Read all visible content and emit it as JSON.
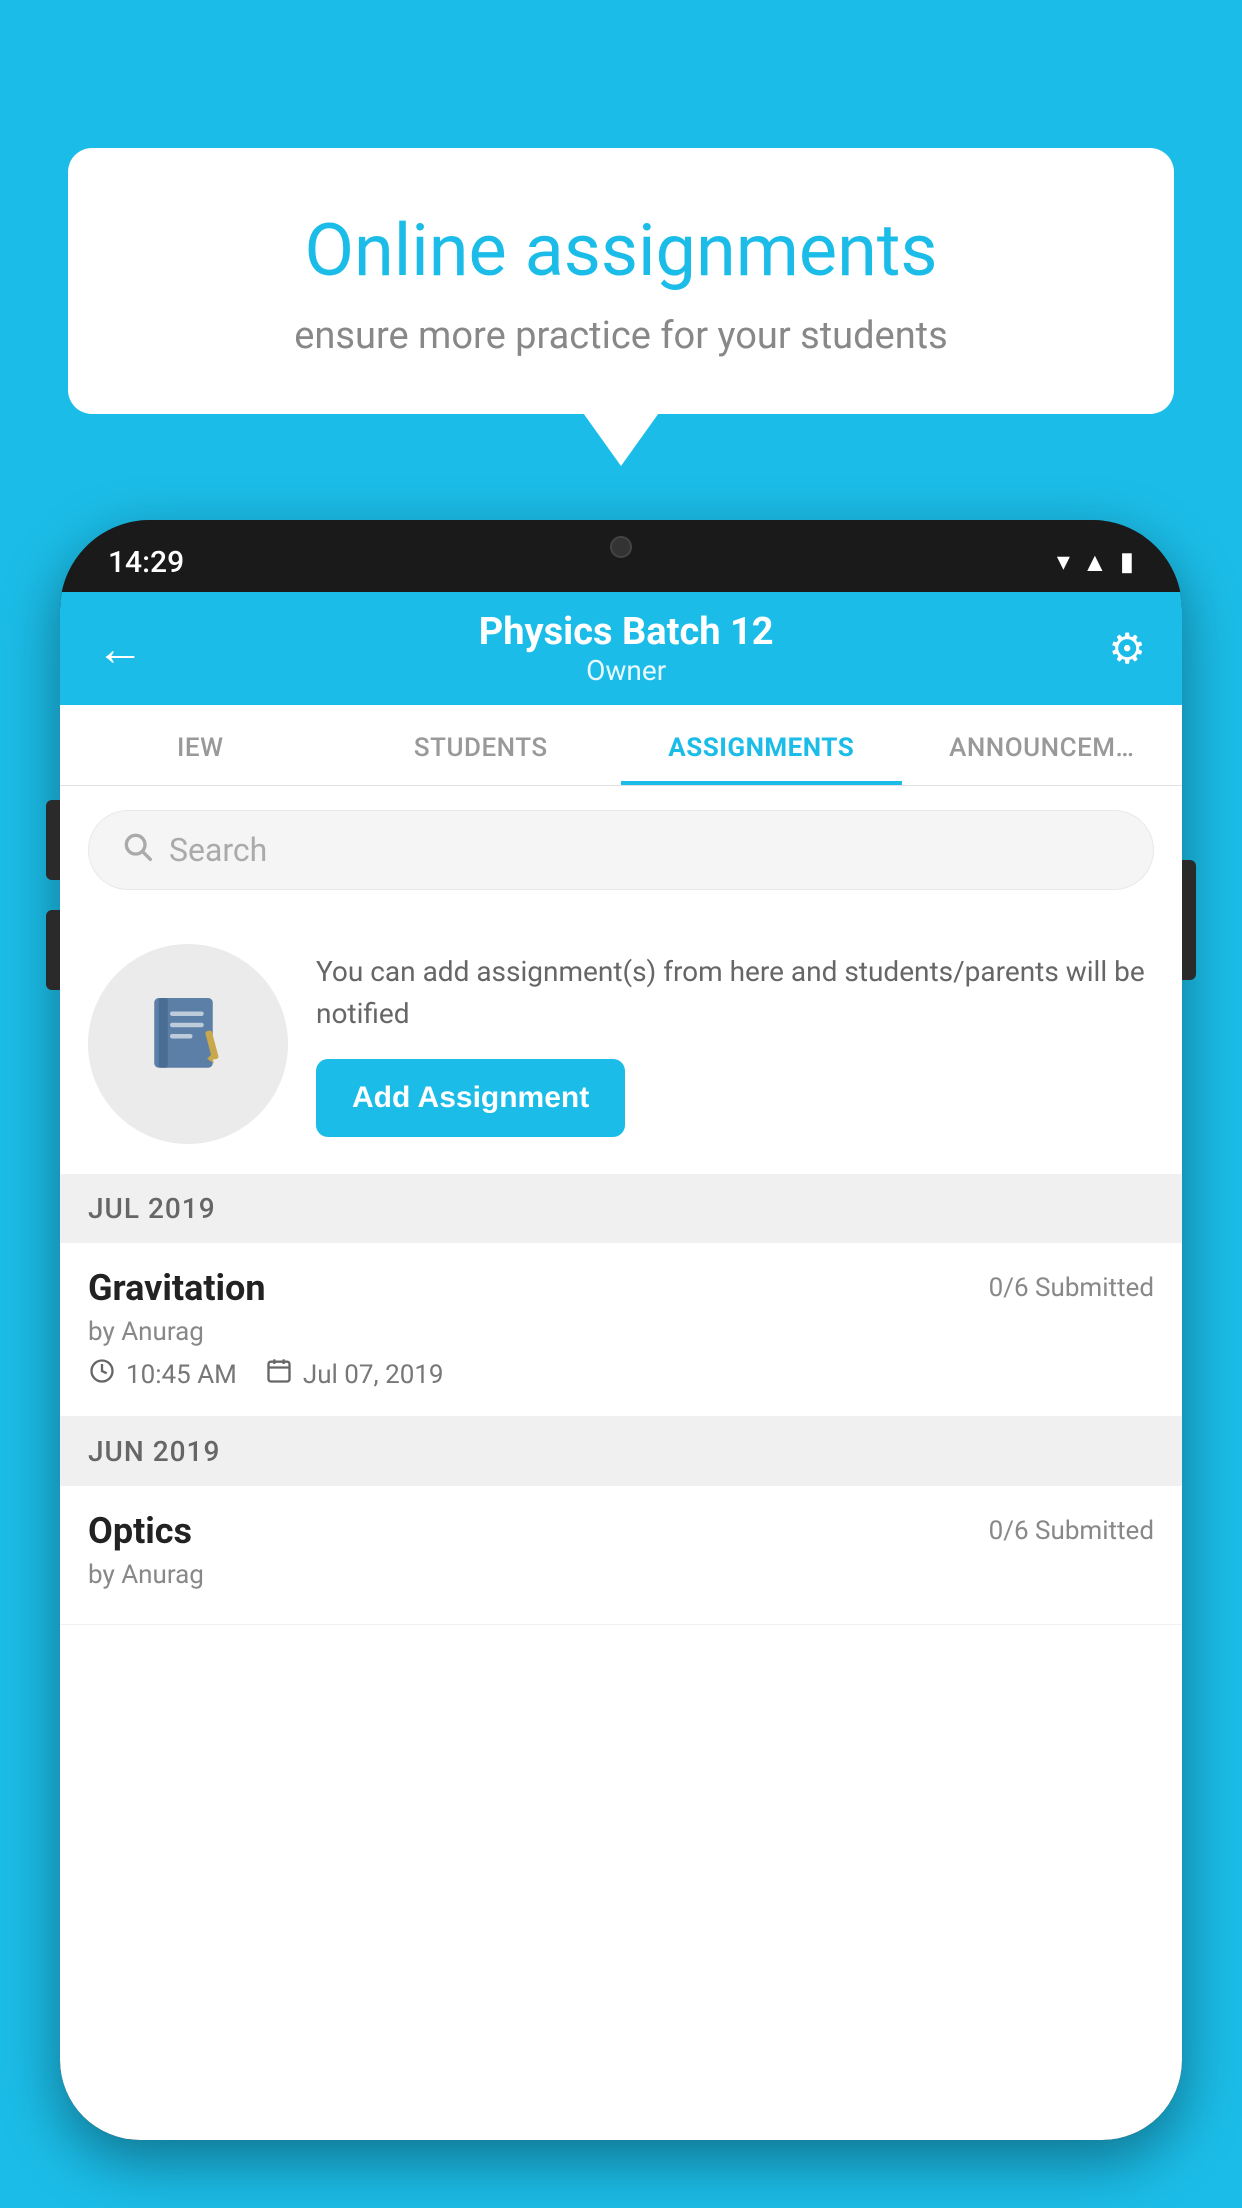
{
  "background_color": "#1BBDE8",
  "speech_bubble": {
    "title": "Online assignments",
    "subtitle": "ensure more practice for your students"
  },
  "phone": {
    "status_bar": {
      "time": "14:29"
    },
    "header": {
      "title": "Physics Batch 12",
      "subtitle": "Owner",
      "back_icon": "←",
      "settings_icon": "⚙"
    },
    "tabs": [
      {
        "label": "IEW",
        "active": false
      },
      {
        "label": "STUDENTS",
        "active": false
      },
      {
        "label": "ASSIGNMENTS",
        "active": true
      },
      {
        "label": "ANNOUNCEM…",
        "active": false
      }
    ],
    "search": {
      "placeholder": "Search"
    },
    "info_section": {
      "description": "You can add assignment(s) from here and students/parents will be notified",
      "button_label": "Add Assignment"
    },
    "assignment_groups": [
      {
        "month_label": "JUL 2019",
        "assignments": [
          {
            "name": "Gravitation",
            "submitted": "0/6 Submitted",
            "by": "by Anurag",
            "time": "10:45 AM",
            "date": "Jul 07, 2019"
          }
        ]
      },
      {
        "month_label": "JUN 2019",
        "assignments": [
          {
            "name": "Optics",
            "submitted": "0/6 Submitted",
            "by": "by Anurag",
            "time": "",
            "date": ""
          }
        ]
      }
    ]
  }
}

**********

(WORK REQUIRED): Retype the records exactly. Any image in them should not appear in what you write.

(RESPONSE):
Read all visible content and emit it as JSON.
{
  "background_color": "#1BBDE8",
  "speech_bubble": {
    "title": "Online assignments",
    "subtitle": "ensure more practice for your students"
  },
  "phone": {
    "status_bar": {
      "time": "14:29"
    },
    "header": {
      "title": "Physics Batch 12",
      "subtitle": "Owner",
      "back_icon": "←",
      "settings_icon": "⚙"
    },
    "tabs": [
      {
        "label": "IEW",
        "active": false
      },
      {
        "label": "STUDENTS",
        "active": false
      },
      {
        "label": "ASSIGNMENTS",
        "active": true
      },
      {
        "label": "ANNOUNCEM…",
        "active": false
      }
    ],
    "search": {
      "placeholder": "Search"
    },
    "info_section": {
      "description": "You can add assignment(s) from here and students/parents will be notified",
      "button_label": "Add Assignment"
    },
    "assignment_groups": [
      {
        "month_label": "JUL 2019",
        "assignments": [
          {
            "name": "Gravitation",
            "submitted": "0/6 Submitted",
            "by": "by Anurag",
            "time": "10:45 AM",
            "date": "Jul 07, 2019"
          }
        ]
      },
      {
        "month_label": "JUN 2019",
        "assignments": [
          {
            "name": "Optics",
            "submitted": "0/6 Submitted",
            "by": "by Anurag",
            "time": "",
            "date": ""
          }
        ]
      }
    ]
  }
}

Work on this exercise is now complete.